Is Trump Our Napoleon?

Comparing great things to smaller ones, is Donald Trump, in spirit, becoming our version of Napoleon Bonaparte?

For a decade and a half Napoleon wrecked Europe. He hijacked the platitudes of the French Revolution to mask his own dictatorship at home and imperialism abroad. Yet today, two centuries after his defeat at the Battle of Waterloo, he remains an icon for many in, and a few outside, France. Why? How could geniuses like the novelists Victor Hugo and Stendhal acknowledge Napoleon’s pathologies and the damage that he did to the early 19th century European world, and yet enthuse that he made the French feel both politically and morally “great"? Most French even today believe that he did.

Of course, for a while at least, Napoleon really did “make France great again,” at least in terms of territory and power.  At its pinnacle between 1806-11, Imperial France ruled the continent in a way not seen again until the Third Reich’s briefer rule between 1940 and 1942 from the Atlantic Ocean to the Volga River. It threatened to do away with the incompetent and reactionary regimes in every European country and replace them with a supposedly meritocratic class of social reformers, beholden to a natural Napoleonic hierarchy.

Moreover, Napoleon’s own political agenda was a mishmash of conservative authoritarianism and populist social justice. So effective was the strange brew that even to this day scholars fight over whether Napoleon was a proto-Hitler whose unhinged ambitions led to millions of innocent European, Russian, Caribbean and North Africa dead, or a loyal defender of the French Revolution, whose eleventh-hour iron hand alone kept alive the threatened ideals of fraternity and egalitarianism.

Donald Trump is not going to invade Russia, but he is starting to sound a lot like Bonaparte, well aside from a similarly narcissistic convergence of America’s future with his own Napoleonic persona.

What are Trump’s politics? Like Napoleon’s, no one quite knows. In the past, he has praised Nancy Pelosi and Hillary Clinton. He may well have favored Barack Obama in 2008. He’s running as a Republican, but has not always been conservative -- and he threatens to run as a third-party candidate if he is not treated nicely. Trump’s populist attacks on hedge funds and selfish international corporations sound like those of Bernie Sanders.

Then again Trump also sounds like a Tea Party populist and nationalist, railing against illegal immigration, free trade, excessive government spending, a corrupt political class, and a waste of American blood and treasure on those conniving countries abroad who never deserved our sacrifices.

But what unites both Trumps are his messianic and unifying visions of making America “great” again -- a 19th century notion of glory and honor that so far seems to appeal to lots of voters in a way that it supposedly should not.
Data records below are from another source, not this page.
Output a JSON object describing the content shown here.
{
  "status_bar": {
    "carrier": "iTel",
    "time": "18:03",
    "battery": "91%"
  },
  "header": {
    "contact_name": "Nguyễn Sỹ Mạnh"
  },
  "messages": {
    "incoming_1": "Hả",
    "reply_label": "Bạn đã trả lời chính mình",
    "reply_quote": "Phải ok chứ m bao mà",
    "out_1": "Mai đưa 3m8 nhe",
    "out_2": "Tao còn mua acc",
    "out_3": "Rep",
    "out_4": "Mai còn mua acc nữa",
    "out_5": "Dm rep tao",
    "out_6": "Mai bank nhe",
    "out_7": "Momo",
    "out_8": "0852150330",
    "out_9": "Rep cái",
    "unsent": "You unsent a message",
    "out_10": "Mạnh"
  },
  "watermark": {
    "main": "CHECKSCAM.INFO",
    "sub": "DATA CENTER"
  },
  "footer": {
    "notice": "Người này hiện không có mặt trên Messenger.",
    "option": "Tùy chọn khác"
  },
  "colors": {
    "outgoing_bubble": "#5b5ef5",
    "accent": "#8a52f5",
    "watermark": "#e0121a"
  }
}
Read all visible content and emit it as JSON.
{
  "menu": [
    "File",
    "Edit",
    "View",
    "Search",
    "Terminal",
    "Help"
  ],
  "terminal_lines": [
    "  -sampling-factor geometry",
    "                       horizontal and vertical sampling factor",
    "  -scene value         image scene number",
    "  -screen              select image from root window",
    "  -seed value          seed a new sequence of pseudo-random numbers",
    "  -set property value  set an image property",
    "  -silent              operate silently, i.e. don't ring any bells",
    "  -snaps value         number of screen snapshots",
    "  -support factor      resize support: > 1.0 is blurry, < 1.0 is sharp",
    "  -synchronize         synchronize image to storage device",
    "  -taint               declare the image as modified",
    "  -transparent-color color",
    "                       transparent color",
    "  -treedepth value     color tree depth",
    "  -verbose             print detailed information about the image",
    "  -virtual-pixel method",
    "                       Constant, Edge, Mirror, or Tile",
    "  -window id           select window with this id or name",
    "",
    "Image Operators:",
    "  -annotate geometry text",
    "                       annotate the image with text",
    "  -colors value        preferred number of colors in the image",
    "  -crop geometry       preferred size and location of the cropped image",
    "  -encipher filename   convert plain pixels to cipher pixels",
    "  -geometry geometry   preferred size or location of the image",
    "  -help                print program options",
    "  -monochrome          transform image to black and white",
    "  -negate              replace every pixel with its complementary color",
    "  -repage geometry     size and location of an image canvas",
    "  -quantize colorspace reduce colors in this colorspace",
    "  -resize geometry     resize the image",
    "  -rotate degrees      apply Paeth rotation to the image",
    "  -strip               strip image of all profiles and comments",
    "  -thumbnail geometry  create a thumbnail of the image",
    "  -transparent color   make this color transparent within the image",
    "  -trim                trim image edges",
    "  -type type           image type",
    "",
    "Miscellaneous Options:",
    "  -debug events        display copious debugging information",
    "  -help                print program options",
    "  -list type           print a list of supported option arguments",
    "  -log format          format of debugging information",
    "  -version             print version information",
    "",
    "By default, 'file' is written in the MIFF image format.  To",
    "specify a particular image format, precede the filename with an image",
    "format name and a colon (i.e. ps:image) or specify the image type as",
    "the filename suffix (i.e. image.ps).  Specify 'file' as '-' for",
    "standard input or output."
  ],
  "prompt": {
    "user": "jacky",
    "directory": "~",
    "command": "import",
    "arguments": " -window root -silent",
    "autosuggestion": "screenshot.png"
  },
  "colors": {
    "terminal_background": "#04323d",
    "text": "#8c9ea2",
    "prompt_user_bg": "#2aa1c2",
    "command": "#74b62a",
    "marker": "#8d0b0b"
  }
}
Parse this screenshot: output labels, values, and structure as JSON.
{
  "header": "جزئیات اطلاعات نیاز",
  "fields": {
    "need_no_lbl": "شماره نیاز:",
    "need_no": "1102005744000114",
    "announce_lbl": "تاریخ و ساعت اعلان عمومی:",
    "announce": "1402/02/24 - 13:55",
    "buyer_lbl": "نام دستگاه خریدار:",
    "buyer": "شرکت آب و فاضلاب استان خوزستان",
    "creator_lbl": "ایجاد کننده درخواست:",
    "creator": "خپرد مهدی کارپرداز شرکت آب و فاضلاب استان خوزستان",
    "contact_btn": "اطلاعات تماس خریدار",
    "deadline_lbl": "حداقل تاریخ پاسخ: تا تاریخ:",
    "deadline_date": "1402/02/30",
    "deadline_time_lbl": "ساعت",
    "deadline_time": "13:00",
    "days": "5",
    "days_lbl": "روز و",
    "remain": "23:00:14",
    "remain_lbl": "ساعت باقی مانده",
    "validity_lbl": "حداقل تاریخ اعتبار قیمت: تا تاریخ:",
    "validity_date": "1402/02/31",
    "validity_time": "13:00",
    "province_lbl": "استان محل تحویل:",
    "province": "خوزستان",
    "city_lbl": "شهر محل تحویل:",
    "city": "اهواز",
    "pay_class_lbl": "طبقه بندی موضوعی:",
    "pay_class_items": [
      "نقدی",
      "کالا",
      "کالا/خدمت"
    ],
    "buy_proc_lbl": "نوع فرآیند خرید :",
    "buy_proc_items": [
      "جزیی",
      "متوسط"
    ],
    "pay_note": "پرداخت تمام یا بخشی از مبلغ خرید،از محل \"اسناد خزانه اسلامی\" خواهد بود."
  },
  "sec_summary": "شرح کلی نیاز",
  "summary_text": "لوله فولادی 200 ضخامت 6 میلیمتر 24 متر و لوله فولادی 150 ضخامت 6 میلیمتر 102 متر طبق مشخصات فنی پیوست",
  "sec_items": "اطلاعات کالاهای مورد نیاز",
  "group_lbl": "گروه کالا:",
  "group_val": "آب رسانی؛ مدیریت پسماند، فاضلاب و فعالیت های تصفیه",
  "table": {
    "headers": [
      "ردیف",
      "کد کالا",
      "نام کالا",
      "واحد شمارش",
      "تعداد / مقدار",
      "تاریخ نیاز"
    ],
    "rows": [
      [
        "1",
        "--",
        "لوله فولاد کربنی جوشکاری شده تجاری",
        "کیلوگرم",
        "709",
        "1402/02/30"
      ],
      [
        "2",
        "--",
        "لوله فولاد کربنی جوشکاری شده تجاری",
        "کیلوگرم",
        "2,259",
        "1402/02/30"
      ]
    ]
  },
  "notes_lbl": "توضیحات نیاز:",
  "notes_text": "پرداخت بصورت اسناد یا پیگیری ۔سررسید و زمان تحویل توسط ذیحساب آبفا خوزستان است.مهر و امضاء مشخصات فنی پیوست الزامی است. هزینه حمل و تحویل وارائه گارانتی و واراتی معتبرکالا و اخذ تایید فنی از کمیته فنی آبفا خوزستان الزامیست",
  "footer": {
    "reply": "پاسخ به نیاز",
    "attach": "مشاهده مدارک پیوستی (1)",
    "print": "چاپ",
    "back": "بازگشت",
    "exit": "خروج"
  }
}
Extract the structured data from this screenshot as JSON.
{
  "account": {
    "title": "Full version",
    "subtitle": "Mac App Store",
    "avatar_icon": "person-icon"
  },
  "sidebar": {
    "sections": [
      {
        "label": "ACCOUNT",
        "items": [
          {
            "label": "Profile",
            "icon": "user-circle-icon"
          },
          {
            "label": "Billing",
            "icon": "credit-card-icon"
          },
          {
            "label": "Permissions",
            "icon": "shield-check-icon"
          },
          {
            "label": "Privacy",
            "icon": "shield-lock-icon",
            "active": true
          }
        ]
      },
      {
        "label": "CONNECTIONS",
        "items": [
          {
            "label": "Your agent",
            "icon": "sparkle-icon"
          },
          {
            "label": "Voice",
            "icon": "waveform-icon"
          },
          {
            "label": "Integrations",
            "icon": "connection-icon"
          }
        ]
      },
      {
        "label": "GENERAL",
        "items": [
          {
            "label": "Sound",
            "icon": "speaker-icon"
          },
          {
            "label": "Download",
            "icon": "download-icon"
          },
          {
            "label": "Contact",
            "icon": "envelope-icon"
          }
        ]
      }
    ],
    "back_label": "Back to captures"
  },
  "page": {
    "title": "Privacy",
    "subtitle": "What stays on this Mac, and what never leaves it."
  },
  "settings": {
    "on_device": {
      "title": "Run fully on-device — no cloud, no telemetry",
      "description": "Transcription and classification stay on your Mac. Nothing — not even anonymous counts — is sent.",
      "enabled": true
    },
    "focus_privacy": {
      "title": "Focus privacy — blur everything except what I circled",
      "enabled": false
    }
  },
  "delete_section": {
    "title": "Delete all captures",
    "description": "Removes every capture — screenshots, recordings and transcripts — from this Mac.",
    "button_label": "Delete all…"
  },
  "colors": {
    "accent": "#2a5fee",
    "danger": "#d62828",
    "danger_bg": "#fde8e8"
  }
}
Is there something to Trump’s claims that even his supposed opponents want to share in his agenda of restoring a lost “greatness” rather than merely to claim the usual spoils allotted from business-as-usual identity politics?